What’s it with us and democracy? Why is our preferred model always someone like Hosni Mubarak or Suharto? Why does the autocratic mode of governance hold sway over most of the lands of Islam?
The developed world may have embraced democracy – indeed democracy being one of the hallmarks of its progress – but why does the meaning of democracy elude our grasp?
What an historic opportunity we in Pakistan have wasted. With our British legacy of parliamentary democracy, we could have been different, a model and beacon for the rest of the Islamic world.
But driven perhaps by an all-consuming sense of insecurity, we systematically went about destroying the foundations of democracy gifted to us by the British and instead raised monuments to greed and incompetence.
Greed and incompetence becoming our national gods, it was perhaps natural that we sought comfort in dictatorships, whether civil or military. Greed and incompetence can flourish under a democratic umbrella too (remember some of our democratic heroes and heroines) but if one is really serious about looting national wealth, nothing like a shabby dictatorship to make it happen.
Marcos in the Philippines, Suharto in Indonesia, Sani Abacha in Nigeria all of them deserving Oscars for looting their countries. In a democracy, however bad, a Zardari or a Sharif can be questioned and denounced. In the kind of setup we have, there can be a sugar scam, insider trading on the stock exchange, a questionable sale of the national steel mills (mercifully aborted by the Supreme Court), and now a wheat scam and few questions are asked. If the economic wizards of the present dispensation could have their way we would be rid of most of our national assets, including the national airlines.
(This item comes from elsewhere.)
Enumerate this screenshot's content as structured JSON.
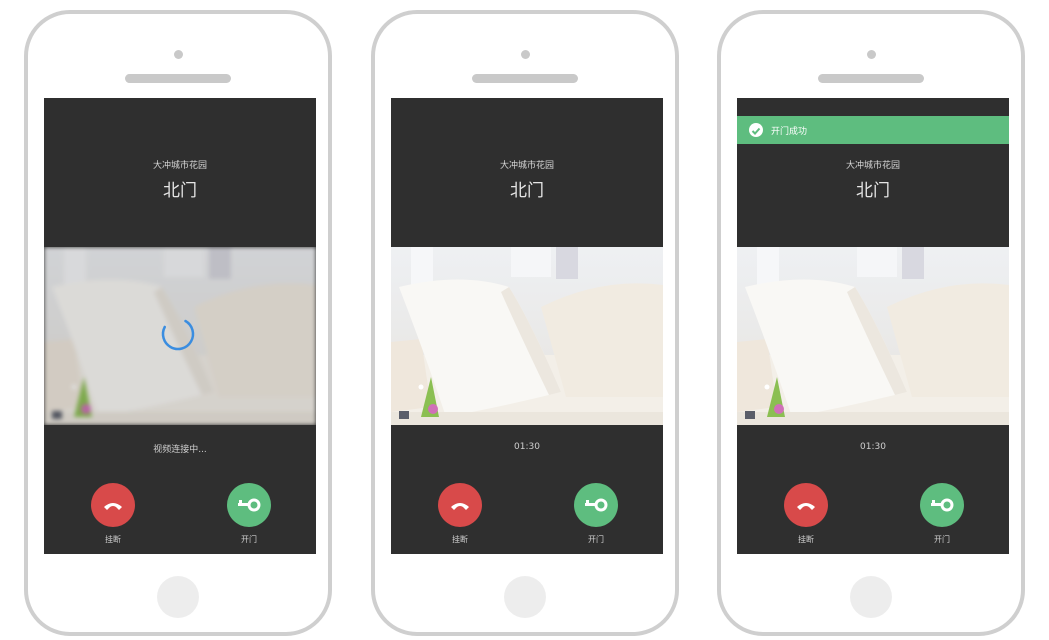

I am in Lahore for the past few days and the stories one hears about ‘qabza’ groups and shady financial dealings are straight out of Mafia fiction. With so much at stake, who in his right senses would think of relinquishing power?
So are we dead as a nation, immune to things great and uplifting? By no means and this is the baffling part because given all that we have had to endure our spirit as a nation should have been dead long ago. Given the slightest opportunity the Pakistani nation stirs in its sleep and comes alive, as we saw during the course of the lawyers’ movement when across the country a groundswell of support arose spontaneously for Chief Justice Iftikhar Chaudhry and lawyers agitating on his behalf.
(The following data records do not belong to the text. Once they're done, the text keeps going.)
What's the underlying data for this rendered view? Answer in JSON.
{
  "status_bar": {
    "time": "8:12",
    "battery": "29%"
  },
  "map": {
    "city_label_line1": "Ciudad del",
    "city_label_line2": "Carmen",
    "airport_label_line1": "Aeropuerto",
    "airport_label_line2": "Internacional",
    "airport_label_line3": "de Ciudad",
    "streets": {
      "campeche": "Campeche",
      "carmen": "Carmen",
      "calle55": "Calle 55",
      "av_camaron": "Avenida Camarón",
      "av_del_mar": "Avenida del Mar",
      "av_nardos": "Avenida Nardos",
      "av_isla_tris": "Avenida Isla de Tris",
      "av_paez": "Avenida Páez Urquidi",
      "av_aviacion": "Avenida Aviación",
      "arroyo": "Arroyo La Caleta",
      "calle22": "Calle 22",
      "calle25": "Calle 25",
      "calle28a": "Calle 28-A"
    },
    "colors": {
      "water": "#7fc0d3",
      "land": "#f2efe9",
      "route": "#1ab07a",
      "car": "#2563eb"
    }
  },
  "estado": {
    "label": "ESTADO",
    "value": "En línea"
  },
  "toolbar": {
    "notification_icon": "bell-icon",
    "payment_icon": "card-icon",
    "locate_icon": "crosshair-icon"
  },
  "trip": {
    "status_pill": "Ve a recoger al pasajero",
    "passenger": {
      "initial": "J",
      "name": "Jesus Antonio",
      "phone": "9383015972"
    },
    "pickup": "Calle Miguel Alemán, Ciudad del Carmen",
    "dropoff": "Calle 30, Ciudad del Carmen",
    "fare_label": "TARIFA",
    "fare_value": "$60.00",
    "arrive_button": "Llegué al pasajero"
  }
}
CJ Chaudhry may have had his faults (which mortal does not?) but something in the way he stood up to Musharraf touched the nation’s heart and so people in their thousands came out to cheer him when he took to the road to address different bar associations.
The common people of this country, those who are not into the national pastime of getting rich by fair means or foul, worship courage, they worship selflessness. They have an instinctive feeling for what is right and what is wrong. Crores if not billions of rupees are being spent on a television campaign these days extolling Musharraf as some kind of a national deliverer.
What will make fools in government realise that TV ads make a hero of no one? Pervaiz Ellahi, the Punjab chief minister, has spent billions in self-serving ads since coming to power. Does he think his public image has been enhanced because of this self-glorification?
Why don’t people come out on the streets on the call of the political parties? Because they are sick of the antics of the paper tigers who head them. Who in all of Pakistan is prepared to take Maulana Fazlur Rehman, Musharraf’s deadliest secret weapon, seriously? He only has to open his mouth on television for viewers to start sniggering, all too aware of his huge talent for false logic. Musharraf and Benazir Bhutto may have signed no public pact but who in the country doesn’t know that some kind of an understanding has been struck between them? Benazir is playing softball with the general and he with her. She continues to swear by democracy but is anyone fooled by her protestations?
As for the Sharifs it will be some before they stop paying penance for the deal they struck with Saudi help way back in 2000. What you sow is what you reap.